▸ **Instructions to follow**: Could you copy out all the lines in the material below where the word "Quarterly" occurs?

▸ **Material for the task**:
==========

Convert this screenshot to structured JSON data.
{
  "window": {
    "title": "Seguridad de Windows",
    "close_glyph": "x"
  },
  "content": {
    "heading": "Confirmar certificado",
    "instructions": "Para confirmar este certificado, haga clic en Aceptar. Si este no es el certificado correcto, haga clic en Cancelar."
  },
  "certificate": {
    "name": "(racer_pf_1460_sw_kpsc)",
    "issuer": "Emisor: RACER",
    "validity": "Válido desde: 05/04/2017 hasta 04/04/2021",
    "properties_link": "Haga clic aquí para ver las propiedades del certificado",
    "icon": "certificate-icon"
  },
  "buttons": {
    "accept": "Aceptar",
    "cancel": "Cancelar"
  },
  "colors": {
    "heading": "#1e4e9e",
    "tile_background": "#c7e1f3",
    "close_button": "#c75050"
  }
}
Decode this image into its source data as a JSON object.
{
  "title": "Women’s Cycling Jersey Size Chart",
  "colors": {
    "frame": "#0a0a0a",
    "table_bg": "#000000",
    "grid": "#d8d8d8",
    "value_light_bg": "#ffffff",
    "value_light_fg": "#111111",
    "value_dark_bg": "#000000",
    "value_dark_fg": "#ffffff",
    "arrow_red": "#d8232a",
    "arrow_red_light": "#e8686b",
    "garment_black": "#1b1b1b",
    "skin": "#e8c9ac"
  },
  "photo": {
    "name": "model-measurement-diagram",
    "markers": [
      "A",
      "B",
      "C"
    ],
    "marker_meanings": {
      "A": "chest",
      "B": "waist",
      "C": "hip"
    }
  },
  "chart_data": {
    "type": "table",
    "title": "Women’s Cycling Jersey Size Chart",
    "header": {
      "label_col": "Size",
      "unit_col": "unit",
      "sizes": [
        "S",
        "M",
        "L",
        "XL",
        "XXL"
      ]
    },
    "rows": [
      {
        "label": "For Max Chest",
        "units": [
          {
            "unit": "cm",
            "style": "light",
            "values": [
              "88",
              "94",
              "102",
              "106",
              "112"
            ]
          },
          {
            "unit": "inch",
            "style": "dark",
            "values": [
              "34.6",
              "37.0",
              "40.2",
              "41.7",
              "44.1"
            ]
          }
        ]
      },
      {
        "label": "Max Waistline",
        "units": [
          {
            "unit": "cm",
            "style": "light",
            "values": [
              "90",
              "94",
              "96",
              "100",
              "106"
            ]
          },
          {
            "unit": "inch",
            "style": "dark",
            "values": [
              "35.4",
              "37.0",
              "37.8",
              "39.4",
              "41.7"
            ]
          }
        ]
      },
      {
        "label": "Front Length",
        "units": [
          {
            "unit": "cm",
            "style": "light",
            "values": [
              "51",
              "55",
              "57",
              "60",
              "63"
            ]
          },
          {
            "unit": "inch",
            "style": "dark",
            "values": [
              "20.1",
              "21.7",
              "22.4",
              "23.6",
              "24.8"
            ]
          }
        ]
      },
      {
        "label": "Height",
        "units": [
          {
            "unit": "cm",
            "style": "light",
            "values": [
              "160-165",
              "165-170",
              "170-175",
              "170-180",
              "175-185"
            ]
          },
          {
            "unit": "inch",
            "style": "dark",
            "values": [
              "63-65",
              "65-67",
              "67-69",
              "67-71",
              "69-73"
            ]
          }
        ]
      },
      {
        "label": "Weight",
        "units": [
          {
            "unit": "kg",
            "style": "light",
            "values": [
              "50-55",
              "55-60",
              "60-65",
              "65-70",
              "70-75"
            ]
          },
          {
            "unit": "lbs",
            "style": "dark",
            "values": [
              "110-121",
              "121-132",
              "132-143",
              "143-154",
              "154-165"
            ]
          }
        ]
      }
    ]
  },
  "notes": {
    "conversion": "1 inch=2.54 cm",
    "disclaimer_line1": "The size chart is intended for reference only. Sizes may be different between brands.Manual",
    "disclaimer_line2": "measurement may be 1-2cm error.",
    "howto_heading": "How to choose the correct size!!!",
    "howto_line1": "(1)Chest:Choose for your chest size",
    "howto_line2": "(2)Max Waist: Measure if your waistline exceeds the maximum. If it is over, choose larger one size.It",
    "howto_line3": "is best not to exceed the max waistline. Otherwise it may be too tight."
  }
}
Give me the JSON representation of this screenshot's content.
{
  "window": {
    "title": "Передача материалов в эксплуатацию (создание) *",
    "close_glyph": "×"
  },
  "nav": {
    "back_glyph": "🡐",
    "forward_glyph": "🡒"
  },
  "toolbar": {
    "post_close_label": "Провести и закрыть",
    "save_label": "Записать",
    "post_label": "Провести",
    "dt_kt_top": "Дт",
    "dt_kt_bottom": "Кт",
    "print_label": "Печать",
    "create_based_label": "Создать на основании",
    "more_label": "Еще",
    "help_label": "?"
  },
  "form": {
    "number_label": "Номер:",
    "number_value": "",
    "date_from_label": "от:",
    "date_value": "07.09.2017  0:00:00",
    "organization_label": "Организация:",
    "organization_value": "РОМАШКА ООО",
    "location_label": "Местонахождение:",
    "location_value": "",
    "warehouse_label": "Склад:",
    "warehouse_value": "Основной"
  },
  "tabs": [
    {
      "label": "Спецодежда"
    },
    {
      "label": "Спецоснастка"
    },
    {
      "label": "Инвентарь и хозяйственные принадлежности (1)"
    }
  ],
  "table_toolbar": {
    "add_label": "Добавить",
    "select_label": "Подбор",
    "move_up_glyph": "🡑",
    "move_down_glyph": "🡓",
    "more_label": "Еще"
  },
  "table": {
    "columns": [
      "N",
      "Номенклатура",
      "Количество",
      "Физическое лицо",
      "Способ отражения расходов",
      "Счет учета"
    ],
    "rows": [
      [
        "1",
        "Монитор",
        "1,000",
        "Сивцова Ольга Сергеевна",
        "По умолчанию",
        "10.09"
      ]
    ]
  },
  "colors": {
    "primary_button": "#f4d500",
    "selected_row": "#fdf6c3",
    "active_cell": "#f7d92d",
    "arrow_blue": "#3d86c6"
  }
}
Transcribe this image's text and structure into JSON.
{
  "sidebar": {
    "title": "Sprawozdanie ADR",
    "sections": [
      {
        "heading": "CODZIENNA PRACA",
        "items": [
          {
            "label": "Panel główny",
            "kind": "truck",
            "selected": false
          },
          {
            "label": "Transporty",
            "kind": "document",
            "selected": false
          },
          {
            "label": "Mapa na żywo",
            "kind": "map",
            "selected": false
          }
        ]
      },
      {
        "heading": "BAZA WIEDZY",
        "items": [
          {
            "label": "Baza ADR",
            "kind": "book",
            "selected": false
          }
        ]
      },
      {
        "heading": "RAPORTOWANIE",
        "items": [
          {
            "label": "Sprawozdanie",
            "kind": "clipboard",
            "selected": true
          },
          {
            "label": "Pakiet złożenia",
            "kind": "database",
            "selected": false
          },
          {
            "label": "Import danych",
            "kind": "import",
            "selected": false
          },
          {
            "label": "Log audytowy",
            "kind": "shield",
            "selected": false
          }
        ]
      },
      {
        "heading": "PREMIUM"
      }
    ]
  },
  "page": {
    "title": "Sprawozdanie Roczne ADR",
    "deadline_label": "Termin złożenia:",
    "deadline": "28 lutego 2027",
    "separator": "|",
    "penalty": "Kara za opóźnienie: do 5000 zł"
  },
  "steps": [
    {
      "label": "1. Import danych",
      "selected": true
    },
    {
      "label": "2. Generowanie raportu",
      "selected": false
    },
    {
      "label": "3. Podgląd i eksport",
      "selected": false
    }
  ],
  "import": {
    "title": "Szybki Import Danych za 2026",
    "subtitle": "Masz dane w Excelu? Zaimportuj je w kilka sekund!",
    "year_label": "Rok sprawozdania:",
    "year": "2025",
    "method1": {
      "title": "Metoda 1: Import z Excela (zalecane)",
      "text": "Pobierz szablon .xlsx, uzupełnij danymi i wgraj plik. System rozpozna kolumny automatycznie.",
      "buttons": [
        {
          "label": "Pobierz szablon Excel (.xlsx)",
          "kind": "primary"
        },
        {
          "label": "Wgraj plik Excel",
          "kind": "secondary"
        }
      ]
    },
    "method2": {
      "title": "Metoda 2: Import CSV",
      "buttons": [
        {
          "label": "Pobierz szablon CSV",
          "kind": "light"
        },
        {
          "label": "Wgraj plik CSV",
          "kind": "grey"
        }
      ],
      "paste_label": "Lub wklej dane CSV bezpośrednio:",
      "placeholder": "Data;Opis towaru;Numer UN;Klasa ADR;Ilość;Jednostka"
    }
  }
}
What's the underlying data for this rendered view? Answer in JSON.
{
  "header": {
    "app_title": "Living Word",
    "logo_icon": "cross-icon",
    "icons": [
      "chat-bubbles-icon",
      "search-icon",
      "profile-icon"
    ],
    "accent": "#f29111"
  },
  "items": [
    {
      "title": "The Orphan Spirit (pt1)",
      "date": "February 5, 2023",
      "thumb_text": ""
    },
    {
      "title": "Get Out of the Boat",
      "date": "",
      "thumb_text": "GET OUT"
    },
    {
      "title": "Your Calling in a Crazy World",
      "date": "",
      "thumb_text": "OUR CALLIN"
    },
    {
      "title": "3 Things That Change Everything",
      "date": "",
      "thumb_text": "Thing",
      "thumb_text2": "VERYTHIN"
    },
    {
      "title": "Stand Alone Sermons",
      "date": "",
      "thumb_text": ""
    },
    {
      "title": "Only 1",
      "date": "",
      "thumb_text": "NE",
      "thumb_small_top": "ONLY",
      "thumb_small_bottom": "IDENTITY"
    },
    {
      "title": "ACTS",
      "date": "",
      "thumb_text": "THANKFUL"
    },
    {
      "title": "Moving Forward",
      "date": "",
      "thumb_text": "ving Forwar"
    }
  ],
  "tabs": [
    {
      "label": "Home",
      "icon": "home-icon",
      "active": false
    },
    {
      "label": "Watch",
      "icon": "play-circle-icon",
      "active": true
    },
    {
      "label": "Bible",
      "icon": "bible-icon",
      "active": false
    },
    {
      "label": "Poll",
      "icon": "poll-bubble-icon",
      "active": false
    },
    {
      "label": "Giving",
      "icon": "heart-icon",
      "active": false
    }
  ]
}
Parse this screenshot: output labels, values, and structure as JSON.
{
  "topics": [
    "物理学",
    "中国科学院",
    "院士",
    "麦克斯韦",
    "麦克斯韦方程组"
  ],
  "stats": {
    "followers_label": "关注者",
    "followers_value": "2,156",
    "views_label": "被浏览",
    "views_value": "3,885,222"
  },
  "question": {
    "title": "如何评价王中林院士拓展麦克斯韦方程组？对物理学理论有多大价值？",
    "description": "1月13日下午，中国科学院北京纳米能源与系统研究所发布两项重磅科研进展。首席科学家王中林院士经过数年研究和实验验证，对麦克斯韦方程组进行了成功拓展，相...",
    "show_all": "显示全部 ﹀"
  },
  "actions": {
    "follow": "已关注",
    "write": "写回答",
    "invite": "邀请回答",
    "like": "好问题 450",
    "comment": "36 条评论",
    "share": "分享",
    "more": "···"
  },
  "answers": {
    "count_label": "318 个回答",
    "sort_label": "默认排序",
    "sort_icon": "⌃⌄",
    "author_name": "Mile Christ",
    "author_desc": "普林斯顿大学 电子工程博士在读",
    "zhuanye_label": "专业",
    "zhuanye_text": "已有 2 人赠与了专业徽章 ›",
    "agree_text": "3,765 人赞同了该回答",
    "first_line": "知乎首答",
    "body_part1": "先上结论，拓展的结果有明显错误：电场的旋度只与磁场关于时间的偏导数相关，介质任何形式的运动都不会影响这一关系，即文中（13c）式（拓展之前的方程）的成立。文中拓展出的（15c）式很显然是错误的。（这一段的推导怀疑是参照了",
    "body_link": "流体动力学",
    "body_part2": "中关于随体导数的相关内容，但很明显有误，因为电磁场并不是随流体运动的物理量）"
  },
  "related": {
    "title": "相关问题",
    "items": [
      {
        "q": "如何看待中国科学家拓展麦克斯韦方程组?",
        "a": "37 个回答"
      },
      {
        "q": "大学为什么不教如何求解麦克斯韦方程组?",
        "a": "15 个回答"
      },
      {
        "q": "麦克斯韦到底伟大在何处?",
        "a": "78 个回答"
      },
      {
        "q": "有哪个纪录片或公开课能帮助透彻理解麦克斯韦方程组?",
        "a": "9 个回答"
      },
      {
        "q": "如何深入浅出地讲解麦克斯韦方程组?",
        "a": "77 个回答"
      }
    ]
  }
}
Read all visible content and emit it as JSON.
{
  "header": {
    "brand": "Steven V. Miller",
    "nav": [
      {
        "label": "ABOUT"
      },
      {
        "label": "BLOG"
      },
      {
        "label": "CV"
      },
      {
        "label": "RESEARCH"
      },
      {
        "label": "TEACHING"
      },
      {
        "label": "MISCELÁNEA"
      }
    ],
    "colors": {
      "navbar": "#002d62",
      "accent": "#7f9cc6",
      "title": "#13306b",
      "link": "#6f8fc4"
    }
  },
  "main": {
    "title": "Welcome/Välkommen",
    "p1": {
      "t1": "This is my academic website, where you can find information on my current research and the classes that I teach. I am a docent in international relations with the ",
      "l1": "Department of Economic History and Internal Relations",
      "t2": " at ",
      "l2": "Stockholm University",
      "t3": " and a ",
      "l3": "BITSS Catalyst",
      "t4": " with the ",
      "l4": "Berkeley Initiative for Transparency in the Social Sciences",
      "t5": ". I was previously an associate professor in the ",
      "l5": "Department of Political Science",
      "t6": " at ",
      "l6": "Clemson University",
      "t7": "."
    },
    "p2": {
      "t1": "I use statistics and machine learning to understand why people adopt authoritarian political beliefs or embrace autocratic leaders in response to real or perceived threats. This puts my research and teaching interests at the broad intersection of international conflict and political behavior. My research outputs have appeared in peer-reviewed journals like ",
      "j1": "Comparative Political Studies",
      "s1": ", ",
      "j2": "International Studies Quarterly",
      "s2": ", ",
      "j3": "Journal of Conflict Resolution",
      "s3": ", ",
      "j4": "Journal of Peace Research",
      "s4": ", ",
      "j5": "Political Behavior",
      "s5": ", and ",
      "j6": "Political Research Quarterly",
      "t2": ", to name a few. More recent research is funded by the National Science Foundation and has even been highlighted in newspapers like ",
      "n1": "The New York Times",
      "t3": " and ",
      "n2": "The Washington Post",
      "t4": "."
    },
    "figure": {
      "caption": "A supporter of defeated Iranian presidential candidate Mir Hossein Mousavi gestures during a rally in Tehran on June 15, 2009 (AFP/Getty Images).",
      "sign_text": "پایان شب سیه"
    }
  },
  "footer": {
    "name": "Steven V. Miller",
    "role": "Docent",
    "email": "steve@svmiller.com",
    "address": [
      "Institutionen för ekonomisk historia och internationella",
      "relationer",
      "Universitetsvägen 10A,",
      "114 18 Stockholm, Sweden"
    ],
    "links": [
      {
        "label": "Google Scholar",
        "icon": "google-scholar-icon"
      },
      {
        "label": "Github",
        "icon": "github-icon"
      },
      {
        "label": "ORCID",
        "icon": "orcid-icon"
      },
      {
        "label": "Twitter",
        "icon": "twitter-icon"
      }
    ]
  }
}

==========

▸ **Result of this task**:
      "j2": "International Studies Quarterly",
      "j6": "Political Research Quarterly",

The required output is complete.